* _Work order_: The data below should be retyped exactly, with the pictures left out.

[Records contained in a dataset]

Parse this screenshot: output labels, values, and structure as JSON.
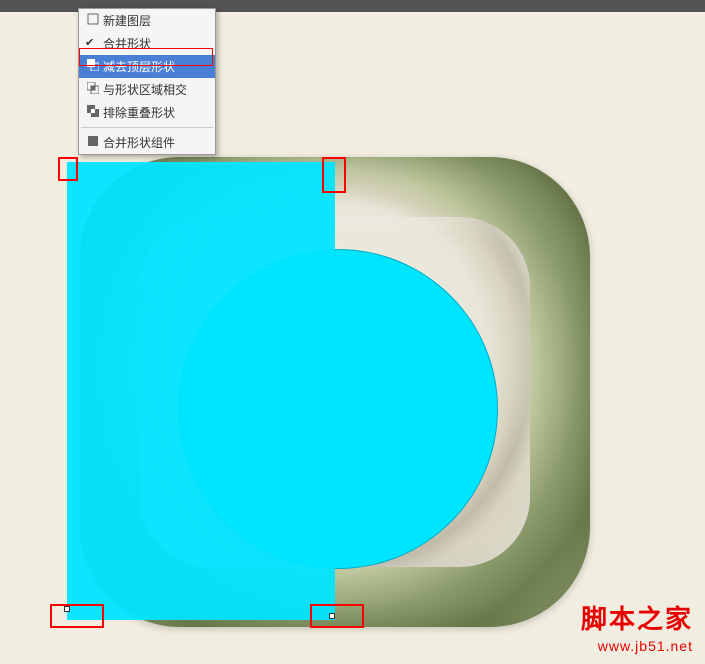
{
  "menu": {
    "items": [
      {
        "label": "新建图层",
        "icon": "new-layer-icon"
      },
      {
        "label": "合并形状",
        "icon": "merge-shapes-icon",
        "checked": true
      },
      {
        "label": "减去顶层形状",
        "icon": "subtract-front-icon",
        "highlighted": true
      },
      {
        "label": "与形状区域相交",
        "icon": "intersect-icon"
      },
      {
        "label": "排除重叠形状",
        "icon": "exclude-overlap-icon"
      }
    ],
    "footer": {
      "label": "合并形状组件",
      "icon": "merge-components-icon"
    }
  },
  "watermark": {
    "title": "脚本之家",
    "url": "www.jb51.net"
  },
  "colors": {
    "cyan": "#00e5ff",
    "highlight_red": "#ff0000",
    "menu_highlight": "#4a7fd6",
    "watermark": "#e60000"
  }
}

* _Answer section_:
Parse this screenshot: output labels, values, and structure as JSON.
{
  "menu": {
    "items": [
      {
        "label": "新建图层",
        "icon": "new-layer-icon"
      },
      {
        "label": "合并形状",
        "icon": "merge-shapes-icon",
        "checked": true
      },
      {
        "label": "减去顶层形状",
        "icon": "subtract-front-icon",
        "highlighted": true
      },
      {
        "label": "与形状区域相交",
        "icon": "intersect-icon"
      },
      {
        "label": "排除重叠形状",
        "icon": "exclude-overlap-icon"
      }
    ],
    "footer": {
      "label": "合并形状组件",
      "icon": "merge-components-icon"
    }
  },
  "watermark": {
    "title": "脚本之家",
    "url": "www.jb51.net"
  },
  "colors": {
    "cyan": "#00e5ff",
    "highlight_red": "#ff0000",
    "menu_highlight": "#4a7fd6",
    "watermark": "#e60000"
  }
}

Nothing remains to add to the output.